Darkness and Dawn Book I: The Vacant World
Chapter 17: Stern's Resolve
How long it lasted, what its meaning, its details, the watchers could not tell. Impossible, from that height and in that gloom, broken only by an occasional pale gleam of moonlight through the drifting cloud-rack, to judge the fortunes of this primitive war.
They knew not the point at issue nor yet the tide of victory or loss. Only they knew that back and forth the torches flared, the war-drums boomed and rattled, the yelling, slaughtering, demoniac hordes surged in a swirl of bestial murder-lust.
And so time passed, and fewer grew the drums, yet the torches flared on; and, as the first gray dawn went fingering up the sky there came a break, a flight, a merciless pursuit.
Dimly the man and woman, up aloft, saw things that ran and shrieked and were cut down--saw things, there in the forest, that died even as they killed, and mingled the howl of triumph with the bubbling gasp of dissolution.

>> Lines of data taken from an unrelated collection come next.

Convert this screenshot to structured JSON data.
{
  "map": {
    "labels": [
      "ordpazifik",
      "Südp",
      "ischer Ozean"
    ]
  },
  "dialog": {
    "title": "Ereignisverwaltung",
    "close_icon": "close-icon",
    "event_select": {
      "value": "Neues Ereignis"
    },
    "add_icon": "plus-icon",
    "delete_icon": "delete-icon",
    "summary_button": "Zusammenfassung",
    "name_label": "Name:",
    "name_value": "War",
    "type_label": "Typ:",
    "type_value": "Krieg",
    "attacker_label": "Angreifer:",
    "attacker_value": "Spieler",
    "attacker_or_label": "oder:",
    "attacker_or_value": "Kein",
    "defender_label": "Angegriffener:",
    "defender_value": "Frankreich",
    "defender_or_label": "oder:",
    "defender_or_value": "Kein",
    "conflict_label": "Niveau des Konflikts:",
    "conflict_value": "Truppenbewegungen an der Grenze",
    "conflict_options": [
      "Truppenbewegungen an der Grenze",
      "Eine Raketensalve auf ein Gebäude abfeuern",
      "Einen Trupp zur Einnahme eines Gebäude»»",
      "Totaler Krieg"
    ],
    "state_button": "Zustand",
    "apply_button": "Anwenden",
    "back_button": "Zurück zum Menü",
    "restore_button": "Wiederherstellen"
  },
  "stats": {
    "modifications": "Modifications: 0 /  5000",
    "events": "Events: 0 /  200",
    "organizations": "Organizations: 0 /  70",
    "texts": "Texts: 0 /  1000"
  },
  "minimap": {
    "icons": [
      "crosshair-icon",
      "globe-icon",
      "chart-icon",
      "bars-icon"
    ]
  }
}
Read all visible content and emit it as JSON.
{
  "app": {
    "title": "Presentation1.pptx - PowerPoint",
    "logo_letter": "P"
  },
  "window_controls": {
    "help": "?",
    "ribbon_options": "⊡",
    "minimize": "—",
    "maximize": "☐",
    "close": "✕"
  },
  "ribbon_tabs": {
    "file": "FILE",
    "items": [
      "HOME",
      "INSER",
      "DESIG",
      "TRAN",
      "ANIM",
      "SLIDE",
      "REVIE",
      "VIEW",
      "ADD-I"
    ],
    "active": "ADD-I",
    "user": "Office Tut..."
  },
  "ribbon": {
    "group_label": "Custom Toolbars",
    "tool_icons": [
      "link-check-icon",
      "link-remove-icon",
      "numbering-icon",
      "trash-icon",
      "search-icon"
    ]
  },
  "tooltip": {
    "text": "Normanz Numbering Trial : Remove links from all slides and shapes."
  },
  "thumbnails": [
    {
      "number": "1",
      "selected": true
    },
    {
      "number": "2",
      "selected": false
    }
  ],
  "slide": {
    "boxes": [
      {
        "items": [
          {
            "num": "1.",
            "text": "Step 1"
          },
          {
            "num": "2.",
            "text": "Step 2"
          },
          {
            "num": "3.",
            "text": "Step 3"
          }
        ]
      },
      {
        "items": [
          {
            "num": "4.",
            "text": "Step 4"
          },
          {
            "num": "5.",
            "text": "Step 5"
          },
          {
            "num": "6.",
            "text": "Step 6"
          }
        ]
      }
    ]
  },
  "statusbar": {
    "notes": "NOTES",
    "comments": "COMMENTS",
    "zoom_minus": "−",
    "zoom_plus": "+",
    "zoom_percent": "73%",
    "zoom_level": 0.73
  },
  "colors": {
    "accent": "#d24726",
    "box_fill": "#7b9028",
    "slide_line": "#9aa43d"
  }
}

“Ugh! A beast war!” shuddered the engineer, at length, drawing Beatrice away from the window. “Come, it’s getting light, again. It’s too clear, now--come away!”
She yielded, waking as it were from the horrid fascination that had held her spell-bound. Down she sat on her bed of furs, covered her eyes with her hands, and for a while remained quite motionless. Stern watched her. And again his hand sought the revolver-butt.
“I ought to have waded into that bunch, long ago,” thought he. “We both ought to have. What it’s all about, who could tell? But it’s an outrage against the night itself, against the world, even dead though it be. If it hadn’t been for wasting good ammunition for nothing--!”
A curious, guttural whine, down there in the forest, attracted his attention. Over to the window he strode, and once again peered down.
A change had come upon the scene, a sudden, radical change. No more the sounds of combat rose; but now a dull, conclamant murmur as of victory and preparation for some ghastly rite.
Already in the center of the wood, hard by the spring, a little fire had been lighted. Even as Stern looked, dim, moving figures heaped on wood. The engineer saw whirling droves of sparks spiral upward; he saw dense smoke, followed by a larger flame.
And, grouped around this, already some hundreds of the now paling torches cast their livid glare.
Off to one side he could just distinguish what seemed to be a group engaged in some activity--but what this might be, he could not determine. Yet, all at once a scream of pain burst out, therefrom; and then a gasping cry that ended quickly and did not come again.
Another shriek, and still a third; and now into the leaping flames some dark, misshapen things were flung, and a great shout arose.
Then rose, also, a shrill, singsong whine; and suddenly drams roared, now with a different cadence.
“Hark!” said the engineer. “The torchmen must have exterminated the other bunch, and got possession of the drums. They’re using ‘em, themselves--and badly!”
By the firelight vague shapes came and went, their shadows grotesquely flung against the leafy screens. The figures quickened their paces and their gestures; then suddenly, with cries, flung themselves into wild activity. And all about the fire, Stern saw a wheeling, circling, eddying mob of black and frightful shapes.
“The swine!” he breathed. “Wait--wait till I make a pint or two of Pulverite!”
Even as he spoke, the concourse grew quiet with expectancy. A silence fell upon the forest. Something was being led forward toward the fire--something, for which the others all made way.
The wind freshened. With it, increased the volume of smoke. Another frightened bird, cheeping forlornly, fluttered above the tree-tops.